Skytyping, on the other hand, involved emitting smoke in a series of bursts, rather than a constant stream. A computer produces the layout, and electric signals control the smoke output. Think of it as the difference between drawing a line versus making dots on a sheet of paper.
How They Perform the Dangerous Stunts
The team begins with a morning brief to outline activities and set timelines for the day ahead. The pilots always know what to expect before ever taking off. The flight leader, currently Larry Arken, provides all navigation, radio transmissions, and tactical decisions to his wingmen. The wingmen have the responsibility of position keeping or maintaining their position with consistency.

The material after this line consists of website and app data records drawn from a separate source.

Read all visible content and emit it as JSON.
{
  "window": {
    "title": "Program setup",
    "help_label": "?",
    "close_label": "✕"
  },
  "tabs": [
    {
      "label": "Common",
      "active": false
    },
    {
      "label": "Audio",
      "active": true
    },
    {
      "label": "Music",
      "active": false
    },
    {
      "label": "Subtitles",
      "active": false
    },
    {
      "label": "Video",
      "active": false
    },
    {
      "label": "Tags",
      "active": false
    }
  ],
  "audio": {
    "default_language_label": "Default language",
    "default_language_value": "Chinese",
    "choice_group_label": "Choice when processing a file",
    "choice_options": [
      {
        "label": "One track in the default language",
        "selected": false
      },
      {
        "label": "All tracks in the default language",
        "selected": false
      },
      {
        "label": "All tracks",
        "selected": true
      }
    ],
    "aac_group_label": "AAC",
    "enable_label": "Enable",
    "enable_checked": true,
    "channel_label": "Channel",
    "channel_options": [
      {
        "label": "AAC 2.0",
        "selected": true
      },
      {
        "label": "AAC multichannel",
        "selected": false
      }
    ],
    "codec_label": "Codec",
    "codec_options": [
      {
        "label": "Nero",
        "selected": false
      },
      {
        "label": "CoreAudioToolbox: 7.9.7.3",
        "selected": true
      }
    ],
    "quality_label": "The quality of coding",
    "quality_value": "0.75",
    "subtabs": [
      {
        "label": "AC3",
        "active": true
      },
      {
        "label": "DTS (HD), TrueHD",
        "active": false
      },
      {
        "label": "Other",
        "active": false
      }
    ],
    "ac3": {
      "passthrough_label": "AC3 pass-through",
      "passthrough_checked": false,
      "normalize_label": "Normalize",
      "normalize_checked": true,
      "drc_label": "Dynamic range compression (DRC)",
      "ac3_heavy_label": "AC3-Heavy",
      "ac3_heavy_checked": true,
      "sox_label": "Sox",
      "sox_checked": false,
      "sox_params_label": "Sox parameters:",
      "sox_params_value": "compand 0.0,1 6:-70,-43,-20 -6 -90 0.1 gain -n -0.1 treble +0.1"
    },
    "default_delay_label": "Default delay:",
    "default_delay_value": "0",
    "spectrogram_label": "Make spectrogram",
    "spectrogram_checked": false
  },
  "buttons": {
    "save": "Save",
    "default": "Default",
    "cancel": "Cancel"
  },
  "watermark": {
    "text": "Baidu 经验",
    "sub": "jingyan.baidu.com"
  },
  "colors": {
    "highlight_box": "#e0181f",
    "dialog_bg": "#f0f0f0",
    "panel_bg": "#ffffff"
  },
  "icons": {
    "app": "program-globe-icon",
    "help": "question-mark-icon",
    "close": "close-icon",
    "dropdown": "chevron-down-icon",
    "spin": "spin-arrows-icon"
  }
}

Whenever a pilot moves from his position, it is considered a movement. The leader is the only one who speaks on the radio to alert his men of various information including formation positions, split-ups and rejoins. After each flight, the team conducts a debrief to ensure the best performance and safety.
The Dangers of Formation Flying
The GEICO Skytypers Air Show Team face three main challenges while performing: flying at low-levels, remaining close in flight, and dealing with inclement weather.
Flying at Low-Levels
If you are unfamiliar with the difficulties of flight, you might think it’s easier to fly closer to the ground as opposed to higher elevations. This is not the case.
Firstly, if an aircraft loses power, a pilot has less time to perform a forced landing and has fewer options for a landing site. It is also harder to look out far ahead, so there’s a greater risk of colliding with obstacles. It’s safe to say that the lower the pilots fly, the more experienced and disciplined they must be. Don’t expect a rookie to join an airshow anytime soon.
Remaining Close in Flight
The GEICO Skytypers perform a low-level precision-flying demonstration that lasts 18 minutes. This type of formation flying is incredibly dangerous considering the aircraft fly feet from each other in complete harmony. The leader commands the squadron, and all wingman are expected to remain at a constant distance from the leader. If one pilot makes a mistake, the safety of the entire squadron is jeopardized.
Weather is another key element that is taken into consideration before the flight. The GEICO Skytypers are more vulnerable than other performers. Although they have similar parts of their routine to others, their skytyping requires near-perfect visibility. Clear skies are needed for skytyping; therefore, clouds ruin the fun event.
Aerobatic Smoke Oil
White smoke is used during the airshow which makes it visually appealing to the crowds and safer for the pilots. The smoke creates better visibility of aircraft trajectories. To learn how smoke oil works, check out our blog post on the topic.
Need oil for your own airshow or personal smoke oil system? BlueSky Lubricant’s White Lightning smoke oil is our favorite! It has no additives, meaning it burns clean and won’t harm the environment (or your plane’s paint job). This hydro-treated, low viscosity paraffinic oil creates a bright white trail perfect for your aviation aerobatic displays.